Sensoric information processing


Sensory information processing is a mouthful, but actually means nothing more than ‘sensory’: hearing, tasting, smelling, feeling.

The senses receive information from both inside and outside our body. In activities we use various senses simultaneously. The information that enters through the senses comes together in the nervous system and this ensures that the information is processed properly. In this way we always know what is going on in our body and in the environment, and we can adequately respond to them. The senses also play an important role in regulating alertness.

In some children, the processing of information coming in from the senses is not as self-evident and smooth as it should be. They perceive information untidy, experienced stimuli stronger or less strong than their peers. Incoming information is not properly linked.

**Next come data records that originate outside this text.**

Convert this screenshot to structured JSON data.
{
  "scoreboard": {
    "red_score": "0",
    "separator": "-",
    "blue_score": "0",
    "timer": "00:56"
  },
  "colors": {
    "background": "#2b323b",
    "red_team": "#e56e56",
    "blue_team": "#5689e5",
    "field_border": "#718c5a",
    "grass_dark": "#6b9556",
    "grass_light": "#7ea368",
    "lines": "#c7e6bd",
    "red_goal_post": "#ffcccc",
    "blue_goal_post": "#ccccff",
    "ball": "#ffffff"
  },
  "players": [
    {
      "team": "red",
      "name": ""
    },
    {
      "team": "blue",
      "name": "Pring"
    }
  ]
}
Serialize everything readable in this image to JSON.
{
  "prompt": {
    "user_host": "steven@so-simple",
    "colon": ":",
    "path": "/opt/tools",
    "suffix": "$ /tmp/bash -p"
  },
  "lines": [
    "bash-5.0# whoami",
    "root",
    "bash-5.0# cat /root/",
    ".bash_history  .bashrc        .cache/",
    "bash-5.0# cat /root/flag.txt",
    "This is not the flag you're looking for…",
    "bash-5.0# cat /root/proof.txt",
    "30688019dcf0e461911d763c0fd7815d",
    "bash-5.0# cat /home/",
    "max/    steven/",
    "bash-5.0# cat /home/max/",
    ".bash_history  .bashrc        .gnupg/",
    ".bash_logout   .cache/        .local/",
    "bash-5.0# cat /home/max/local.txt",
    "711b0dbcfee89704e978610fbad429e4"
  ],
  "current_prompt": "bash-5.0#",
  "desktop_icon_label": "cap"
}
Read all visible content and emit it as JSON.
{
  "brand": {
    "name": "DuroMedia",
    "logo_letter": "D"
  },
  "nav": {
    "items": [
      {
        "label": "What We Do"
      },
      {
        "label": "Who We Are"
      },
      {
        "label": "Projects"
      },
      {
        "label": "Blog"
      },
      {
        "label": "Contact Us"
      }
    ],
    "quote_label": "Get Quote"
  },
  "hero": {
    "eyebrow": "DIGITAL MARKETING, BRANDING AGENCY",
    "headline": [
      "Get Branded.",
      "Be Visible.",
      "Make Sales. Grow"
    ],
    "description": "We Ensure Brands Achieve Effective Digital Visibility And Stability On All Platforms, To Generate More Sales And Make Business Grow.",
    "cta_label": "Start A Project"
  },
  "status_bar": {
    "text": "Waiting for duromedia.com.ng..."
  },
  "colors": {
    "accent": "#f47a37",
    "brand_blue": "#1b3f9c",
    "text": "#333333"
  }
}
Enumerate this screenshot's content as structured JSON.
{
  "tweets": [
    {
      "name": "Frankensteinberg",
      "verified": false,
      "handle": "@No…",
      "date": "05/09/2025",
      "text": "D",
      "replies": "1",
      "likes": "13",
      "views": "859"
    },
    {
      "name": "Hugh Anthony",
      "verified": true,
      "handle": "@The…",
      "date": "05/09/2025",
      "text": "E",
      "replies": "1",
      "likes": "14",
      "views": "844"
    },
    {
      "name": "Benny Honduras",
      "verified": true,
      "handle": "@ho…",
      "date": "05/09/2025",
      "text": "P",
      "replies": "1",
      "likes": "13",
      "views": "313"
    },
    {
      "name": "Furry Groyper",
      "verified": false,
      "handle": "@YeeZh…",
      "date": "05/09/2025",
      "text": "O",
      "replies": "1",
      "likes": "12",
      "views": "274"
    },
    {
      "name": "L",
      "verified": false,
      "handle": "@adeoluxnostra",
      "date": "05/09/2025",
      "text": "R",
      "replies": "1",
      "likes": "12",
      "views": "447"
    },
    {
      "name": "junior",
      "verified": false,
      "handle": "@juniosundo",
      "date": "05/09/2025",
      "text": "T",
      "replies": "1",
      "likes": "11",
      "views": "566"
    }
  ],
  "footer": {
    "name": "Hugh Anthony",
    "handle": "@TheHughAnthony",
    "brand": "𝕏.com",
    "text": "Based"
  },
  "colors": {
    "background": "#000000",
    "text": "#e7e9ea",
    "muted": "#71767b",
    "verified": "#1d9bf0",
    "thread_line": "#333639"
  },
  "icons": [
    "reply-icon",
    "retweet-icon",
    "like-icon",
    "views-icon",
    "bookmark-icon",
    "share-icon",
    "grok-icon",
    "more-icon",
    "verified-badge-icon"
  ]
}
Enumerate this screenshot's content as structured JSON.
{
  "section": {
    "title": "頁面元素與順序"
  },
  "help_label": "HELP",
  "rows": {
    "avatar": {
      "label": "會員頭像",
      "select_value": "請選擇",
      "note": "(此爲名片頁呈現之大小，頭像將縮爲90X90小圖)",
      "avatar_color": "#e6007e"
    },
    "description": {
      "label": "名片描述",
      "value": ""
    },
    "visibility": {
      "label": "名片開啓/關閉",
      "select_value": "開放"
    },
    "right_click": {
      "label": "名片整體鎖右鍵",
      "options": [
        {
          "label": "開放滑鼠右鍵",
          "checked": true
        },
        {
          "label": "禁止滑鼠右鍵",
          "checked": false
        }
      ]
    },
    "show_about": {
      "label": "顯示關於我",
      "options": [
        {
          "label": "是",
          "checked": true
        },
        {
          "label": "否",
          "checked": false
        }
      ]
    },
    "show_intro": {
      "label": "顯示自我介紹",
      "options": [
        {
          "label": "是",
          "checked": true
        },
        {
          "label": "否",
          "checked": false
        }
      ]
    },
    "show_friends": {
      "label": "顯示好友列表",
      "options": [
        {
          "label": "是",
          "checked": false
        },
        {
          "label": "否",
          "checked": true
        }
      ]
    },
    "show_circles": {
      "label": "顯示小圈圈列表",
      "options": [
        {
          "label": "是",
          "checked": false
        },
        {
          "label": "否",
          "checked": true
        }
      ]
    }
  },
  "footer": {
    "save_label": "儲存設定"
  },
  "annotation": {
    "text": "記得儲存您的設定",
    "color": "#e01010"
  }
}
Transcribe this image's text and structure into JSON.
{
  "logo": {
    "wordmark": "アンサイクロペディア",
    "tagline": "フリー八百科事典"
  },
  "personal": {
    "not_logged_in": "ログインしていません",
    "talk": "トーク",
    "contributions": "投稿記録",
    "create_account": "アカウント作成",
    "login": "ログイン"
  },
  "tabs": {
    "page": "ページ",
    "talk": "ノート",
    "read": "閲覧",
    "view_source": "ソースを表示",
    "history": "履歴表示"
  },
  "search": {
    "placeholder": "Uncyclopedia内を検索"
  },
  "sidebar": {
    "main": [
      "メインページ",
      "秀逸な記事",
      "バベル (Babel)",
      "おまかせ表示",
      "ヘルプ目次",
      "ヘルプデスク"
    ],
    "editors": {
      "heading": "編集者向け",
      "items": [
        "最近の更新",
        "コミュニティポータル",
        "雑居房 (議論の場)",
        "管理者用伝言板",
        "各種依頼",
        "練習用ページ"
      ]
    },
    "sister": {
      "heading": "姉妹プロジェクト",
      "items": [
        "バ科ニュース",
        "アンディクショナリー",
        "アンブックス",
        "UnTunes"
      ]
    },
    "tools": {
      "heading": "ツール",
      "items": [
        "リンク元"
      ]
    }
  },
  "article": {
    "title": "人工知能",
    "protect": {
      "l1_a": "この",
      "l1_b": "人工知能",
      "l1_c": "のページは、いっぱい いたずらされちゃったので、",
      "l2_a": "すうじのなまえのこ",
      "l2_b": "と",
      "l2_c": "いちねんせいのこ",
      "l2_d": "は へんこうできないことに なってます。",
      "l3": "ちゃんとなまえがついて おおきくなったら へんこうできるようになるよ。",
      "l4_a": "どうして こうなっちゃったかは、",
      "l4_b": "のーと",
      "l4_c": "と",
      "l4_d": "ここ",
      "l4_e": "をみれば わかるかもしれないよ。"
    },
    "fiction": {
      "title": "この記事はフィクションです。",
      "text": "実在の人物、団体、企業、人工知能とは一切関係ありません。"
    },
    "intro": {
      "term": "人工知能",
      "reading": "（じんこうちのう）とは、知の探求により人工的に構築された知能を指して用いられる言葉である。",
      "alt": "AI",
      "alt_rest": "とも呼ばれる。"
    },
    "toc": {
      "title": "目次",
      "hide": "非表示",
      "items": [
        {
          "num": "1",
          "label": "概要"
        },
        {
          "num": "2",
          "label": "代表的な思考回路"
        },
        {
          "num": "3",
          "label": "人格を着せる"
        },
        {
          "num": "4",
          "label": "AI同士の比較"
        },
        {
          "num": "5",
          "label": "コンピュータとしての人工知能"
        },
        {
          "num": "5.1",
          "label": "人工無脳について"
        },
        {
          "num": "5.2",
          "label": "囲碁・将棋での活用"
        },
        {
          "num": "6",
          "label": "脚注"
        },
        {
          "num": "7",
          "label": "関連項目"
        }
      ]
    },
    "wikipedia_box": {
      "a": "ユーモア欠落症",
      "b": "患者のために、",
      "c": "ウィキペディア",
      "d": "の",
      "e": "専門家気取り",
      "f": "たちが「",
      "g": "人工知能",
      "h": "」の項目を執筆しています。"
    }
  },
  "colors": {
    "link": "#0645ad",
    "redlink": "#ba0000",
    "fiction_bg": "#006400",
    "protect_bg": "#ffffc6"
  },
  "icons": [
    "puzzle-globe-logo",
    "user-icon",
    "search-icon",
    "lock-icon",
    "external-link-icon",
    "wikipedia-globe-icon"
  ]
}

There may then be sensory information processing problems. This is particularly evident in their behavior. For example, they are very awkward, or get angry quickly. But it can also influence their behavior in very different ways. The pediatric physiotherapist uses an extensive observation and parent questionnaire to map the problems in sensory information processing.